Speculative Geologies incorporates large-scale prints and projections of geofacts; objects reverse-engineered from utopian utilities, with geologically-inspired properties that emerged in silent collaboration between artistic intent and intelligent software algorithms. Each speculative geofact (geofiction?) is linked by poetic text to a social function that we do, or may soon, expect of our digital devices. One sample makes false promises, another provides helpful gaming shortcuts; each, introduced daily over the past year to JULM’s Instagram feed, affirms the increasing entanglement of our social and psychological realities with elementally animated technologies.

Within Eastern Edge gallery spaces, these digitally birthed stones will also appear as physical objects. Speculative “rocks”, created by heat wrapping UV printed vinyl to sculpted polystyrene forms, renegotiate the boundaries of the virtual and manifest, and gesture to geologic provenance. In JULM’s practice, the conceptual distinction of rocks, and bones, and living beings is exposed as an artefact of human cognition. Polystyrene is a refined product of hydrocarbon; not “artificial” really, only polymerized and refracted through the lens of human utilitarianism. 

Pragmatically, polystyrene foam is also abundant in Brooklyn and much more easily gathered and repurposed for art than stone. (In fact, a sample of magnesite(3) that anchored JULM’s 2014/15 installation, UNIVERSAL(4), had to be ordered in from Nevada on eBay.) One of my favourite undergraduate geology classes involved drawing detailed sketches of gravel, as an exercise in yielding our attention to overlooked geological detritus and the stories it can tell. As an interdisciplinary “teaching collection”, Speculative Geologies’ visually detailed and poetically nuanced exploration of both human expectations and utopian materials nudges its audience toward new narratives about the mineral world. 

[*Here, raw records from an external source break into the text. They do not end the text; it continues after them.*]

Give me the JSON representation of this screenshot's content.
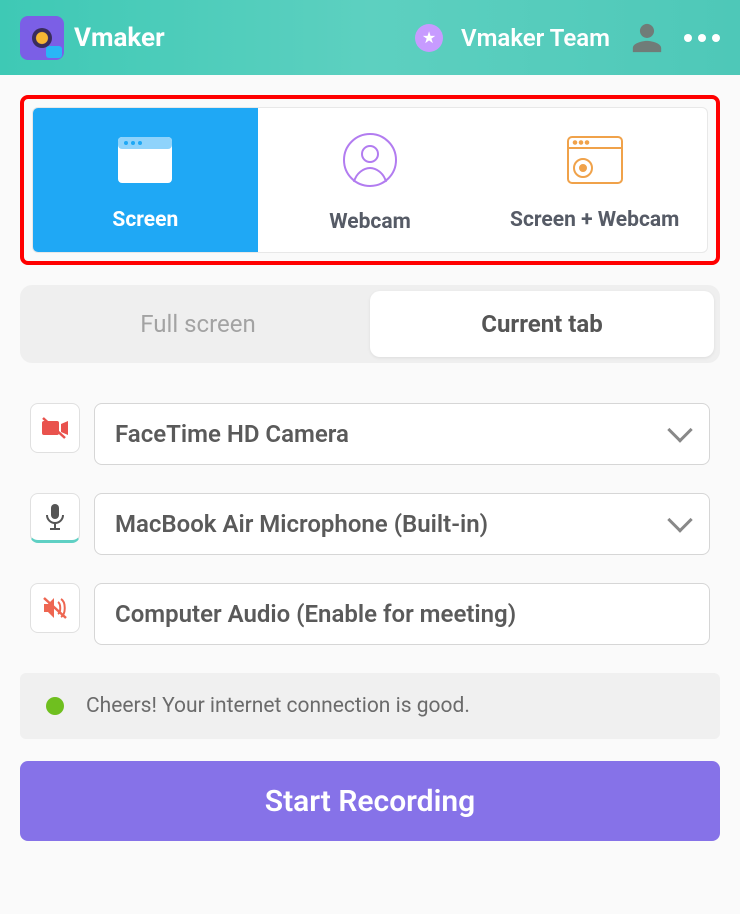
{
  "header": {
    "app_name": "Vmaker",
    "team_label": "Vmaker Team"
  },
  "modes": {
    "screen": "Screen",
    "webcam": "Webcam",
    "screen_webcam": "Screen + Webcam",
    "selected": "screen"
  },
  "capture": {
    "full_screen": "Full screen",
    "current_tab": "Current tab",
    "selected": "current_tab"
  },
  "devices": {
    "camera": "FaceTime HD Camera",
    "microphone": "MacBook Air Microphone (Built-in)",
    "audio": "Computer Audio (Enable for meeting)"
  },
  "status": {
    "message": "Cheers! Your internet connection is good.",
    "ok": true
  },
  "actions": {
    "start": "Start Recording"
  }
}
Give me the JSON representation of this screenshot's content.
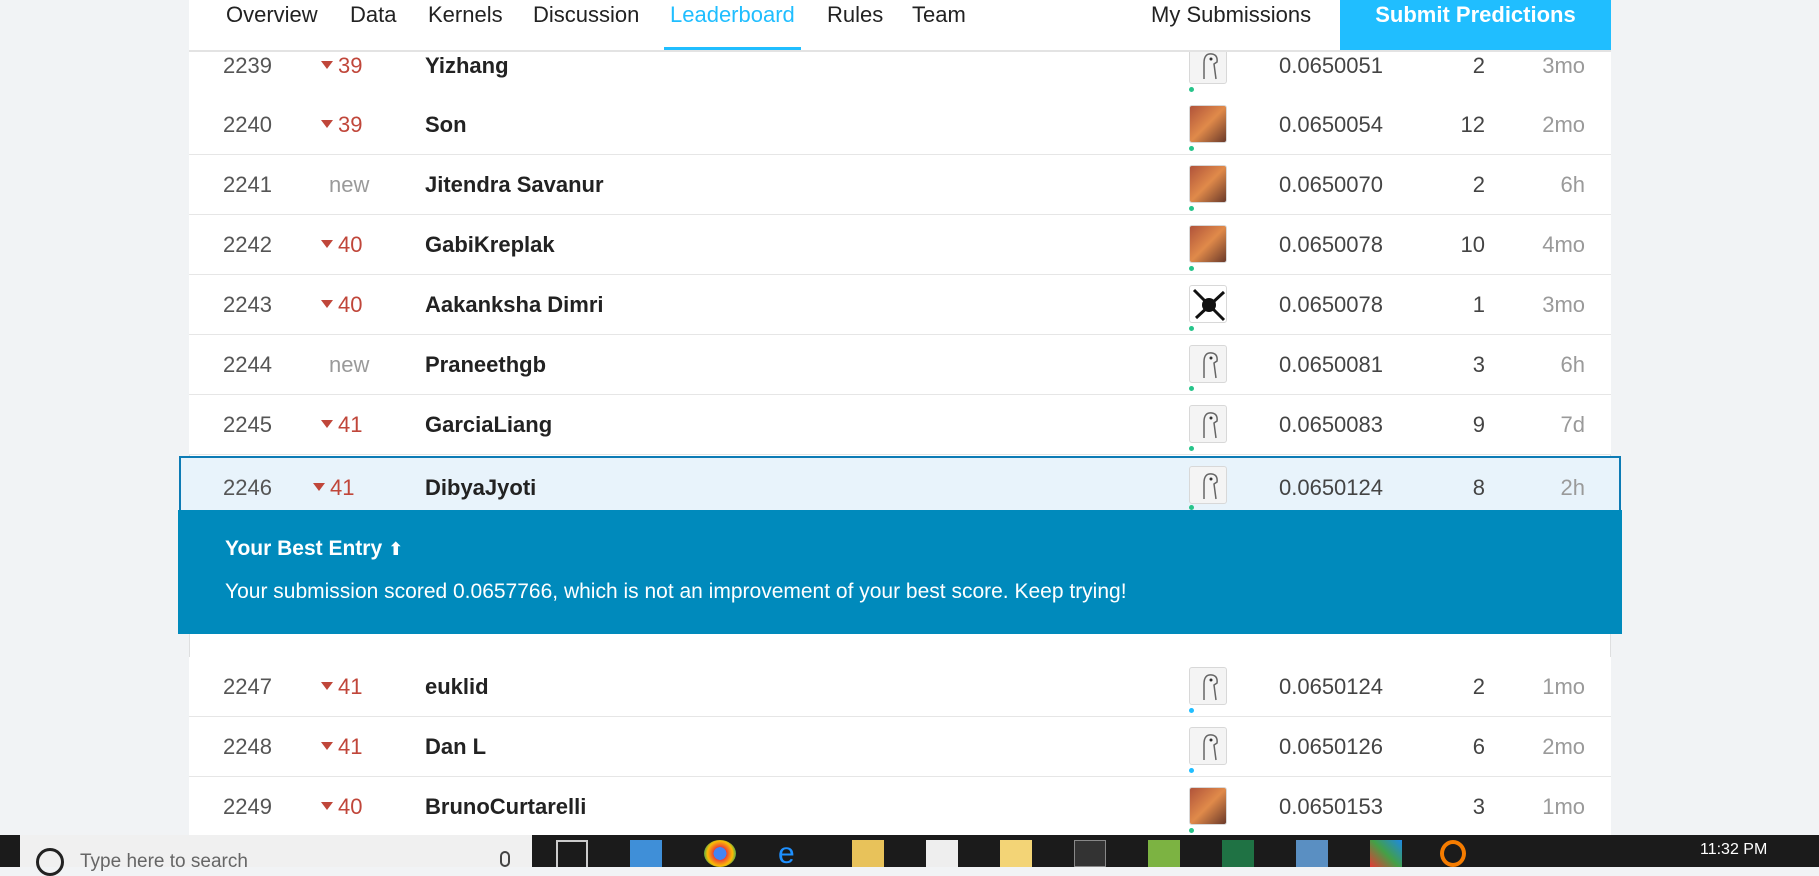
{
  "nav": {
    "tabs": [
      "Overview",
      "Data",
      "Kernels",
      "Discussion",
      "Leaderboard",
      "Rules",
      "Team"
    ],
    "active_tab": "Leaderboard",
    "my_submissions": "My Submissions",
    "submit": "Submit Predictions"
  },
  "rows_before": [
    {
      "rank": "2239",
      "change": "39",
      "name": "Yizhang",
      "score": "0.0650051",
      "entries": "2",
      "last": "3mo",
      "avatar": "kaggle-default-icon"
    },
    {
      "rank": "2240",
      "change": "39",
      "name": "Son",
      "score": "0.0650054",
      "entries": "12",
      "last": "2mo",
      "avatar": "photo-avatar"
    },
    {
      "rank": "2241",
      "change": "new",
      "name": "Jitendra Savanur",
      "score": "0.0650070",
      "entries": "2",
      "last": "6h",
      "avatar": "photo-avatar"
    },
    {
      "rank": "2242",
      "change": "40",
      "name": "GabiKreplak",
      "score": "0.0650078",
      "entries": "10",
      "last": "4mo",
      "avatar": "photo-avatar"
    },
    {
      "rank": "2243",
      "change": "40",
      "name": "Aakanksha Dimri",
      "score": "0.0650078",
      "entries": "1",
      "last": "3mo",
      "avatar": "sketch-avatar"
    },
    {
      "rank": "2244",
      "change": "new",
      "name": "Praneethgb",
      "score": "0.0650081",
      "entries": "3",
      "last": "6h",
      "avatar": "kaggle-default-icon"
    },
    {
      "rank": "2245",
      "change": "41",
      "name": "GarciaLiang",
      "score": "0.0650083",
      "entries": "9",
      "last": "7d",
      "avatar": "kaggle-default-icon"
    }
  ],
  "my_row": {
    "rank": "2246",
    "change": "41",
    "name": "DibyaJyoti",
    "score": "0.0650124",
    "entries": "8",
    "last": "2h",
    "avatar": "kaggle-default-icon"
  },
  "banner": {
    "title": "Your Best Entry",
    "message": "Your submission scored 0.0657766, which is not an improvement of your best score. Keep trying!"
  },
  "rows_after": [
    {
      "rank": "2247",
      "change": "41",
      "name": "euklid",
      "score": "0.0650124",
      "entries": "2",
      "last": "1mo",
      "avatar": "kaggle-default-icon"
    },
    {
      "rank": "2248",
      "change": "41",
      "name": "Dan L",
      "score": "0.0650126",
      "entries": "6",
      "last": "2mo",
      "avatar": "kaggle-default-icon"
    },
    {
      "rank": "2249",
      "change": "40",
      "name": "BrunoCurtarelli",
      "score": "0.0650153",
      "entries": "3",
      "last": "1mo",
      "avatar": "photo-avatar"
    }
  ],
  "taskbar": {
    "search_placeholder": "Type here to search",
    "time": "11:32 PM"
  },
  "colors": {
    "accent": "#20beff",
    "banner": "#008abc",
    "down": "#c0463a"
  }
}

Historian Will Durant famously wrote that “Civilization exists by geological consent, subject to change without notice.”(5) He was referring to geologic hazards; earthquakes, volcanoes and climate events that disrupt our lives in sudden and irrevocable ways. Speculative Geologies calls focus to the rapid planetary metamorphoses that science, art, and the geologic imagination have set underway—largely without intention—in the digital Anthropocene. I suggest that you let yourself be carried away by JULM’s kaleidoscopic speculations. Take the gallery brochure home, put it on your kitchen table, and let it whisper beautiful and useful questions.

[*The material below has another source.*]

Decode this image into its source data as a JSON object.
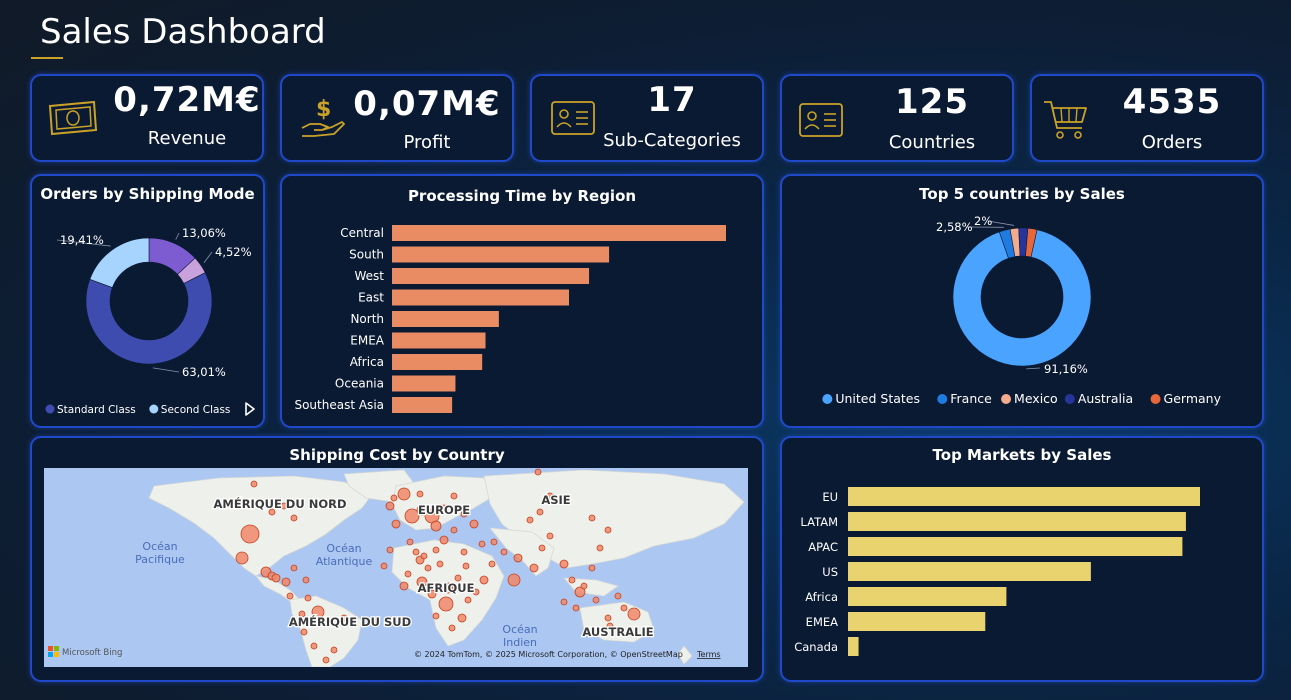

Note: This essay was written after a great conversation between Jason Urban, Leslie Mutchler, and I, hosted between two locations in Brooklyn, NY, and one in Saskatoon, SK, via Zoom, in collaboration with the aluminum, antimony, arsenic, barium, beryllium, cadmium, carbon, chromium, cobalt, copper, europium, gallium, gold, iron, lead, neodymium, manganese, mercury, palladium, platinum, quartz, selenium, silver, terbium, yttrium and zinc (and background cast) in our devices, and with thanks to cooperating satellites.


3  Magnesite (MgCO3) is refined to produce printer’s ink and stiffening compounds.
5  Durant W. (1946). What is civilization. Ladies’ Home Journal, 63, 22-23.

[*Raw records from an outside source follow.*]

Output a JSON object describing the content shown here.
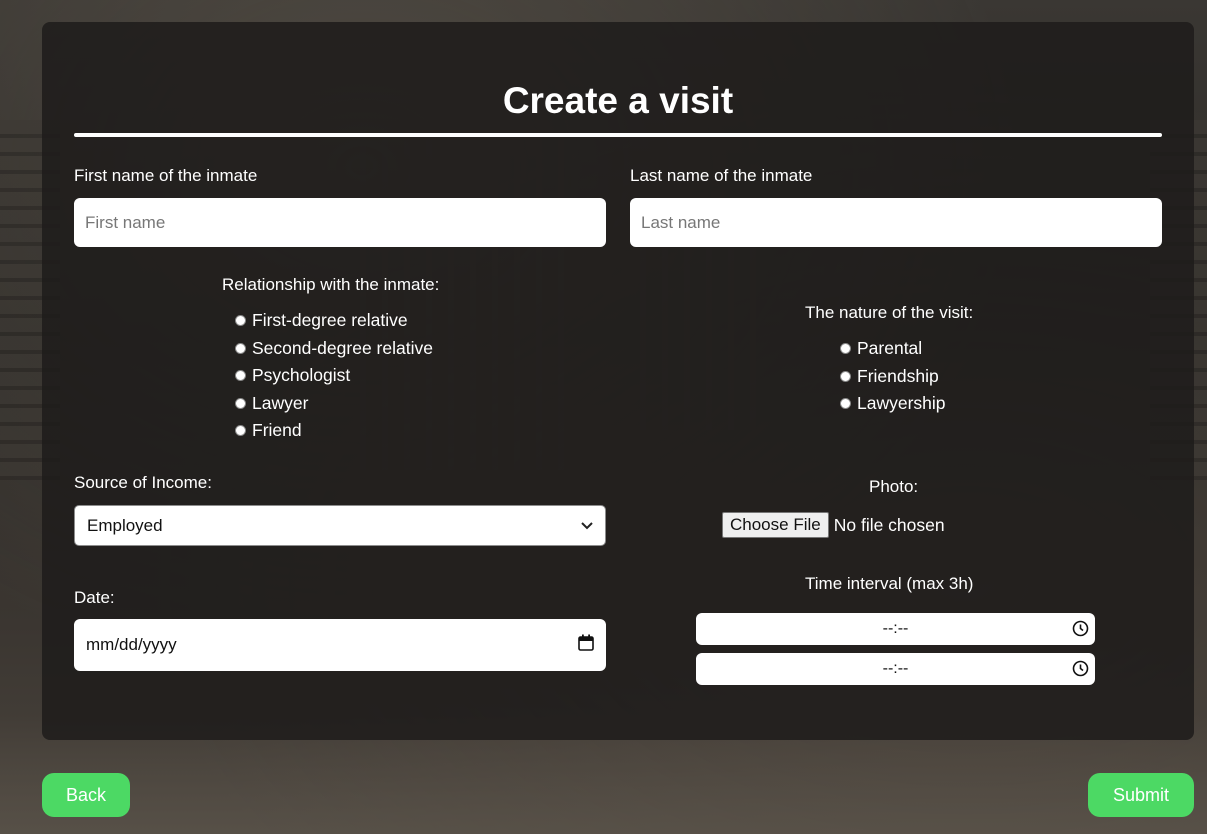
{
  "form": {
    "title": "Create a visit",
    "first_name": {
      "label": "First name of the inmate",
      "placeholder": "First name",
      "value": ""
    },
    "last_name": {
      "label": "Last name of the inmate",
      "placeholder": "Last name",
      "value": ""
    },
    "relationship": {
      "label": "Relationship with the inmate:",
      "options": [
        "First-degree relative",
        "Second-degree relative",
        "Psychologist",
        "Lawyer",
        "Friend"
      ]
    },
    "nature": {
      "label": "The nature of the visit:",
      "options": [
        "Parental",
        "Friendship",
        "Lawyership"
      ]
    },
    "income": {
      "label": "Source of Income:",
      "selected": "Employed"
    },
    "photo": {
      "label": "Photo:",
      "button": "Choose File",
      "status": "No file chosen"
    },
    "date": {
      "label": "Date:",
      "placeholder": "mm/dd/yyyy"
    },
    "time": {
      "label": "Time interval (max 3h)",
      "start_placeholder": "--:--",
      "end_placeholder": "--:--"
    }
  },
  "buttons": {
    "back": "Back",
    "submit": "Submit"
  },
  "colors": {
    "accent": "#4cd964",
    "panel": "#1e1c1b",
    "text": "#ffffff"
  },
  "icons": {
    "calendar": "calendar-icon",
    "clock": "clock-icon",
    "select": "chevron-down-icon"
  }
}
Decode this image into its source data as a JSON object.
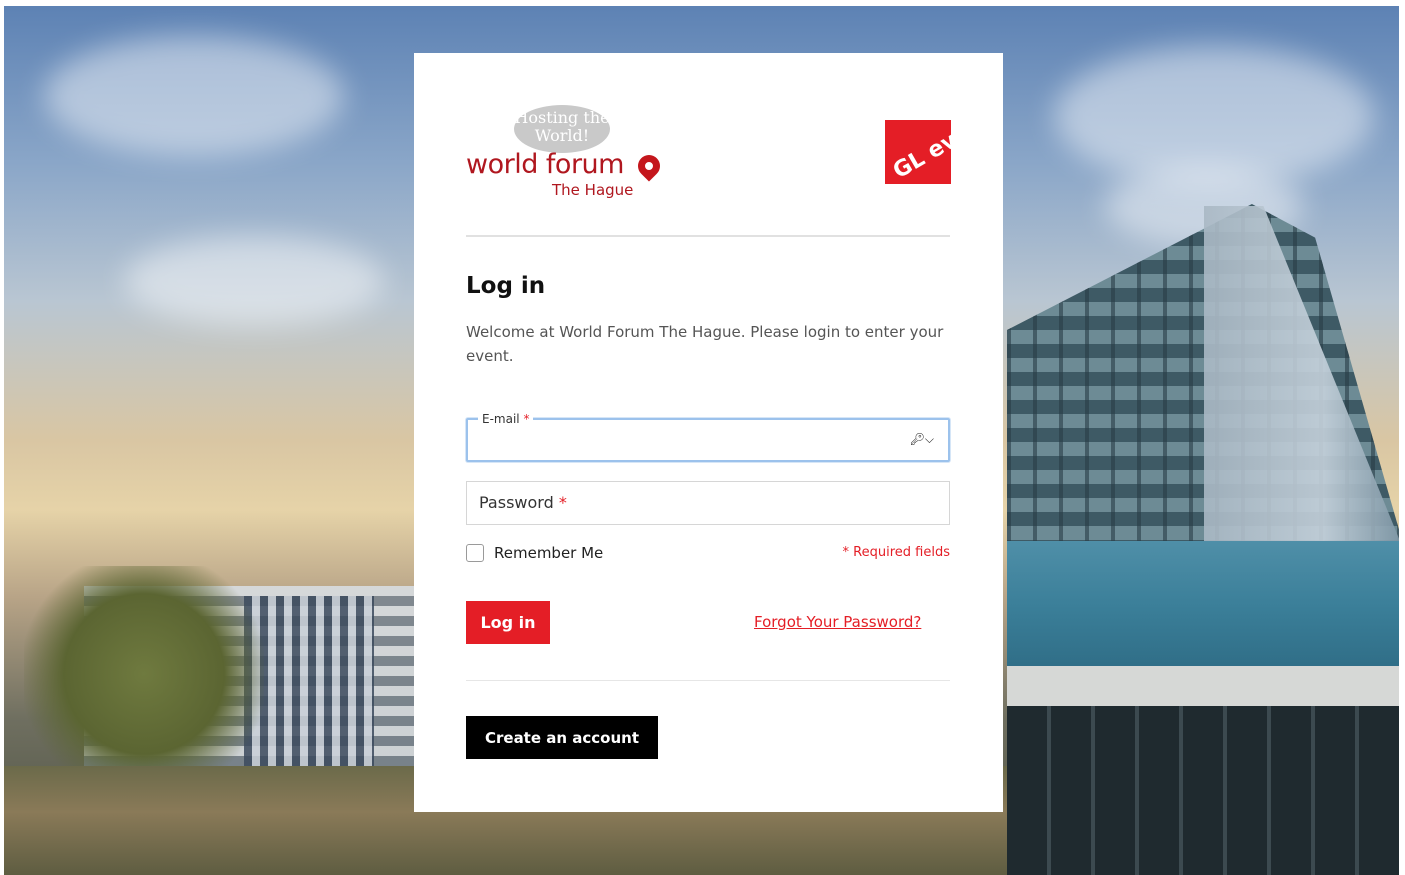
{
  "logos": {
    "hosting_badge": "Hosting the World!",
    "world_forum": "world forum",
    "the_hague": "The Hague",
    "gl_events": "GL events"
  },
  "login": {
    "title": "Log in",
    "welcome": "Welcome at World Forum The Hague. Please login to enter your event.",
    "email_label": "E-mail",
    "password_label": "Password",
    "required_marker": "*",
    "remember_me": "Remember Me",
    "required_fields": "* Required fields",
    "login_button": "Log in",
    "forgot_password": "Forgot Your Password?",
    "create_account": "Create an account"
  },
  "colors": {
    "accent_red": "#e41e26",
    "brand_red": "#b0171f",
    "black": "#000000"
  }
}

Sandy Marie Bonny is a writer, artist, and Earth scientist (PhD 2007) enjoying life in Saskatoon, SK / Treaty 6 territory and the homeland of the Métis. Her visual art practice includes deep-relief carving, dimensional sculpture, and narrative landscapes. Her writing has appeared in academic and literary journals and collections, including Oberon Press’ 2011 anthology Coming Attractions; and JK Peter’s The Shape of Content: Creative Writing in Mathematics and Science. She is the author of two books, The Sometimes Lake (stories, 2012) and Yes, and Back Again (novel, 2015) published with Thistledown Press. By day, Sandy brings science, stories, and students together as an instructor and program lead in the College of Arts and Science at the University of Saskatchewan.